by [?]

“Tattooing is a gift,” said the night-watchman, firmly. “It ‘as to be a gift, as you can well see. A man ‘as to know wot ‘e is going to tattoo an’ ‘ow to do it; there’s no rubbing out or altering. It’s a gift, an’ it can’t be learnt. I knew a man once as used to tattoo a cabin-boy all over every v’y’gc trying to learn. ‘E was a slow, painstaking sort o’ man, and the langwidge those boys used to use while ‘e was at work would ‘ardly be believed, but ‘e ‘ad to give up trying arter about fifteen years and take to crochet-work instead.

“Some men won’t be tattooed at all, being proud o’ their skins or sich-like, and for a good many years Ginger Dick, a man I’ve spoke to you of before, was one o’ that sort. Like many red-‘aired men ‘e ‘ad a very white skin, which ‘e was very proud of, but at last, owing to a unfortnit idea o’ making ‘is fortin, ‘e let hisself be done.

“It come about in this way: Him and old Sam Small and Peter Russet ‘ad been paid off from their ship and was ‘aving a very ‘appy, pleasant time ashore. They was careful men in a way, and they ‘ad taken a room down East India Road way, and paid up the rent for a month. It came cheaper than a lodging-‘ouse, besides being a bit more private and respectable, a thing old Sam was always very pertickler about.

“They ‘ad been ashore about three weeks when one day old Sam and Peter went off alone becos Ginger said ‘e wasn’t going with ’em. He said a lot more things, too; ‘ow ‘e was going to see wot it felt like to be in bed without ‘aving a fat old man groaning ‘is ‘eart out and another one knocking on the mantelpiece all night with twopence and wanting to know why he wasn’t being served.

“Ginger Dick fell into a quiet sleep arter they’d gone; then ‘e woke up and ‘ad a sip from the water-jug–he’d ‘a had more, only somebody ‘ad dropped the soap in it–and then dozed off agin.
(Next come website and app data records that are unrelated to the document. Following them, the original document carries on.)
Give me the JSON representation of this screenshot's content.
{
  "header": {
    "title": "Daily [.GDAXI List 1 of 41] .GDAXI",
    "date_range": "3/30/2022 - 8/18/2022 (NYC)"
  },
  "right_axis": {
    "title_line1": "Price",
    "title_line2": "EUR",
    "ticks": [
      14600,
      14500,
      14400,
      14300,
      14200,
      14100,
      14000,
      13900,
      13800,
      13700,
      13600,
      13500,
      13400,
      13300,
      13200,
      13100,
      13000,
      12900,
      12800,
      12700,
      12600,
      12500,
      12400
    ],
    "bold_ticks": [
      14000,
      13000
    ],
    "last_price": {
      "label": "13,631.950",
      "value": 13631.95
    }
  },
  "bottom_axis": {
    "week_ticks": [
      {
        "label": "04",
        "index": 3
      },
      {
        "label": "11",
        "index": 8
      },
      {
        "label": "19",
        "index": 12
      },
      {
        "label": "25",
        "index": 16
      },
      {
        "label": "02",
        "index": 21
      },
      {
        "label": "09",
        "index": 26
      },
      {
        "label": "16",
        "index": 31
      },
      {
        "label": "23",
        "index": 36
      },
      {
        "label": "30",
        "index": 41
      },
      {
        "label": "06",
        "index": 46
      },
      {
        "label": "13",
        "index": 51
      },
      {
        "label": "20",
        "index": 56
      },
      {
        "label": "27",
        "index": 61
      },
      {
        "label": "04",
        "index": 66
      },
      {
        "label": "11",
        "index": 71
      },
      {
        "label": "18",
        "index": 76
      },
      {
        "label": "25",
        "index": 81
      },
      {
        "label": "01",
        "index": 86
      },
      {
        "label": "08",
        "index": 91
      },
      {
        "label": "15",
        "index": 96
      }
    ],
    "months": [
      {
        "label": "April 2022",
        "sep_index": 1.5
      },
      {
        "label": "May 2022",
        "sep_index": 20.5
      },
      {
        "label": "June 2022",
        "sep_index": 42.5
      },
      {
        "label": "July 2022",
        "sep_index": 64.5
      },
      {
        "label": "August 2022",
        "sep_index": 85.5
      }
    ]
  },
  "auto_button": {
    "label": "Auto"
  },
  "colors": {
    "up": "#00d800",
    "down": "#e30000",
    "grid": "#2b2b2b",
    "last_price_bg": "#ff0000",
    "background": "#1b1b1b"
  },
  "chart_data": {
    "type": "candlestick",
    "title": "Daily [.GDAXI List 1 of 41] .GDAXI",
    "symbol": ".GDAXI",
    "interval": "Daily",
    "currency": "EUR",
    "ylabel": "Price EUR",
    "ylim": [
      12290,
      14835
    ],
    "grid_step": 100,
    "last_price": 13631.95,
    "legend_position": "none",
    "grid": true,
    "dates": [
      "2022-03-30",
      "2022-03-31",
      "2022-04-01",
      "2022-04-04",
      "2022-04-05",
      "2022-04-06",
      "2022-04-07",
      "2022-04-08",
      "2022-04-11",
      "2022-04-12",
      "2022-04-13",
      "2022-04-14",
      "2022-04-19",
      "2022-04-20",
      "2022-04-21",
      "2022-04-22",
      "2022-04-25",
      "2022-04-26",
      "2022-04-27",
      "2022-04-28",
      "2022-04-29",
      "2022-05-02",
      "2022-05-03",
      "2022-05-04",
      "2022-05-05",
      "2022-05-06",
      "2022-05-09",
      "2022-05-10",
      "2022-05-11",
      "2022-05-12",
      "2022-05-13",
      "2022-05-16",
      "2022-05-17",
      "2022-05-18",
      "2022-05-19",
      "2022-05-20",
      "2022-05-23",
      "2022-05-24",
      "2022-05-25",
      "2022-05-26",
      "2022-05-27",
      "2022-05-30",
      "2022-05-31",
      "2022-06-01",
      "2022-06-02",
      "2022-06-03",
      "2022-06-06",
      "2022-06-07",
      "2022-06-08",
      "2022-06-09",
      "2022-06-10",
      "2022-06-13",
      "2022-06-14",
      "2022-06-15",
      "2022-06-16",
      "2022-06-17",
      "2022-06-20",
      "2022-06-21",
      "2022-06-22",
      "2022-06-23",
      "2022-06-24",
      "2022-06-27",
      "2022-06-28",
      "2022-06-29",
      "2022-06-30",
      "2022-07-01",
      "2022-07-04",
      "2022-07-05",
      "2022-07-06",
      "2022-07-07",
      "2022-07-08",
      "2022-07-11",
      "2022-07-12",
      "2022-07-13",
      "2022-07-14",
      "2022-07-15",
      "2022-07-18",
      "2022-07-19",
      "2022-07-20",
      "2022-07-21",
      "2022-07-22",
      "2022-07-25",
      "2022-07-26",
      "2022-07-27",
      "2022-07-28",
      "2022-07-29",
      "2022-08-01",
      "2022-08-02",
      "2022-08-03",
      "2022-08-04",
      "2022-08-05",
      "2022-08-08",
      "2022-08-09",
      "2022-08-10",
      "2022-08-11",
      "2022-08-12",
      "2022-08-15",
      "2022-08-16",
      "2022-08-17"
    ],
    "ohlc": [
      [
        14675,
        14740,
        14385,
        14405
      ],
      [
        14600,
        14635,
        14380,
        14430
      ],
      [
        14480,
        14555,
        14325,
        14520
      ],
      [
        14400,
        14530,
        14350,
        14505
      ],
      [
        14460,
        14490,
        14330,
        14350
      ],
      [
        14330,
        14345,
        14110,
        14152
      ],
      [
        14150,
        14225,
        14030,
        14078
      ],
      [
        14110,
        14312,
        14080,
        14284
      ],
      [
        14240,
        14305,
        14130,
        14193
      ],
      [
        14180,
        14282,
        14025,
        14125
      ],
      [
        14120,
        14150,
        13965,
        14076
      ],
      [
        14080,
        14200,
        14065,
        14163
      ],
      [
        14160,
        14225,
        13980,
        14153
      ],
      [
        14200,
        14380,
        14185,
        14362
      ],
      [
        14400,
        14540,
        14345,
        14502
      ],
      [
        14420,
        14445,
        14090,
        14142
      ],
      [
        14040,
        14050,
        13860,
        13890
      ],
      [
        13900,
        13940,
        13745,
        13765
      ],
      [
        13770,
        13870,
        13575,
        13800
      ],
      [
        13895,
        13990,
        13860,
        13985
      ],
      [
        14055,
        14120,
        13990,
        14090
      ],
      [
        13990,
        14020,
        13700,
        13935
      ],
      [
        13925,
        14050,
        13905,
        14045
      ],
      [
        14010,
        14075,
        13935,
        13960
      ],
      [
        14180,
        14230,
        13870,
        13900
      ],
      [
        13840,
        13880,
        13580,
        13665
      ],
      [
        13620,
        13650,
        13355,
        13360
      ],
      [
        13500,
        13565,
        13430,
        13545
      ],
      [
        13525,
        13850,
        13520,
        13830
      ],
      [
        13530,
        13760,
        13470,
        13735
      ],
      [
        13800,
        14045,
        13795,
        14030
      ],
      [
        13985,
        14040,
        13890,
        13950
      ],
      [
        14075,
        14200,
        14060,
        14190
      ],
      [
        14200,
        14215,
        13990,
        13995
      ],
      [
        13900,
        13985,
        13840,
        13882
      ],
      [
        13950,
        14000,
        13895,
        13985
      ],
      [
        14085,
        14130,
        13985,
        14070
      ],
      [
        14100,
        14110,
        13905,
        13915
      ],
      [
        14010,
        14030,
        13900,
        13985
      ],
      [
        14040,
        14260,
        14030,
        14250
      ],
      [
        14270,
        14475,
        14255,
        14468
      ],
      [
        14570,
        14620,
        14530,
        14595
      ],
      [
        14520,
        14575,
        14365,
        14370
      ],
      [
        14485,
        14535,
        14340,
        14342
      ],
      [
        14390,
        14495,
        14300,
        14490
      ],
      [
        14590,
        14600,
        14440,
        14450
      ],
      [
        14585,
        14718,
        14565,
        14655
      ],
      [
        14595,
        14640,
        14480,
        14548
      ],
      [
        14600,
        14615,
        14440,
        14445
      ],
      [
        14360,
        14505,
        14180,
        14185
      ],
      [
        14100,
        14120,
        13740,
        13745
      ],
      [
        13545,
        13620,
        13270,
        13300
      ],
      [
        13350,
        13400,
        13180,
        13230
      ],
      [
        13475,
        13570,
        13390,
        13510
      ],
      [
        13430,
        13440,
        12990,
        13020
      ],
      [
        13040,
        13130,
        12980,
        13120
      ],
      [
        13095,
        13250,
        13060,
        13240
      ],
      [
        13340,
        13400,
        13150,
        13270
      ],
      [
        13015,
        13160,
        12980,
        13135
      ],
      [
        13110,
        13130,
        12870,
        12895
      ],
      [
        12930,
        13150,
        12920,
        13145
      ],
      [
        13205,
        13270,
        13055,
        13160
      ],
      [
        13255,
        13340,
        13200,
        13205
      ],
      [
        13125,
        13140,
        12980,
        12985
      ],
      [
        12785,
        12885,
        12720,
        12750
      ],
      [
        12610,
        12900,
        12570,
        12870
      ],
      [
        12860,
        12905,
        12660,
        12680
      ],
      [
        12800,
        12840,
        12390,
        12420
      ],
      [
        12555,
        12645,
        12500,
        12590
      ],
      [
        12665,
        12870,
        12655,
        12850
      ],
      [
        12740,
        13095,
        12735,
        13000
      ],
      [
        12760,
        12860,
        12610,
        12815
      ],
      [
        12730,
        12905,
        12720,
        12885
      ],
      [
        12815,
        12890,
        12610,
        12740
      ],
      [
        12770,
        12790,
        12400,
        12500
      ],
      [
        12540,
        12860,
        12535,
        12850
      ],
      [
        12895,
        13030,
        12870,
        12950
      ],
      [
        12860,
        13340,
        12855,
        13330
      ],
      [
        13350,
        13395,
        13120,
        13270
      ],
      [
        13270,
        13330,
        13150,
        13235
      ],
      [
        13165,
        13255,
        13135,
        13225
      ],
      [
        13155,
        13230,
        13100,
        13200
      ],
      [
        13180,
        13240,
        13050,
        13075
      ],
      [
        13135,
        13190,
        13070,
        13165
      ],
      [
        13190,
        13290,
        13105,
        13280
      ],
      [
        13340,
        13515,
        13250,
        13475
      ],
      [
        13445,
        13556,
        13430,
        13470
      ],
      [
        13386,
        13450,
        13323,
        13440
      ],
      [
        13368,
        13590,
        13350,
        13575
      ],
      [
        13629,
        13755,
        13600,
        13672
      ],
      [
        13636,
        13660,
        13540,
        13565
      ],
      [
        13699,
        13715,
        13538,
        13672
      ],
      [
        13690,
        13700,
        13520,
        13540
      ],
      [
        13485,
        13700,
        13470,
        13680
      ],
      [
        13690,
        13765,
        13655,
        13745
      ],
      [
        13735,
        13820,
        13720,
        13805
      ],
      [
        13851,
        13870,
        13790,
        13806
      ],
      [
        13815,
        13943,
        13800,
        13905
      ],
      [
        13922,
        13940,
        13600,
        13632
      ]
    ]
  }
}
It was late in the afternoon when ‘e woke, and then ‘e see Sam and Peter Russet standing by the side o’ the bed looking at ‘im.

“‘Where’ve you been?’ ses Ginger, stretching hisself and yawning.

“‘Bisness,’ ses Sam, sitting down an’ looking very important. ‘While you’ve been laying on your back all day me an’ Peter Russet ‘as been doing a little ‘ead-work.’

“‘Oh!’ ses Ginger. ‘Wot with?’

“Sam coughed and Peter began to whistle, an’ Ginger he laid still and smiled up at the ceiling, and began to feel good-tempered agin.

“‘Well, wot’s the business?’ he ses, at last.

“Sam looked at Peter, but Peter shook ‘is ‘ead at him.

“It’s just a little bit ‘o bisness we ‘appened to drop on,’ ses Sam, at last, ‘me an’ Peter, and I think that, with luck and management, we’re in a fair way to make our fortunes. Peter, ‘ere, ain’t given to looking on the cheerful side o’ things, but ‘e thinks so, too.’

“‘I do,’ ses Peter, ‘but it won’t be managed right if you go blabbing it to everybody.’

“‘We must ‘ave another man in it, Peter,’ ses Sam; ‘and, wot’s more, ‘e must ‘ave ginger-coloured ‘air. That being so, it’s only right and proper that our dear old pal Ginger should ‘ave the fust offer.’

“It wasn’t often that Sam was so affeckshunate, and Ginger couldn’t make it out at all. Ever since ‘e’d known ‘im the old man ‘ad been full o’ plans o’ making money without earning it. Stupid plans they was, too, but the stupider they was the more old Sam liked ’em.

“‘Well, wot is it?’ asks Ginger, agin.

“Old Sam walked over to the door and shut it; then ‘e sat down on the bed and spoke low so that Ginger could hardly ‘ear ‘im.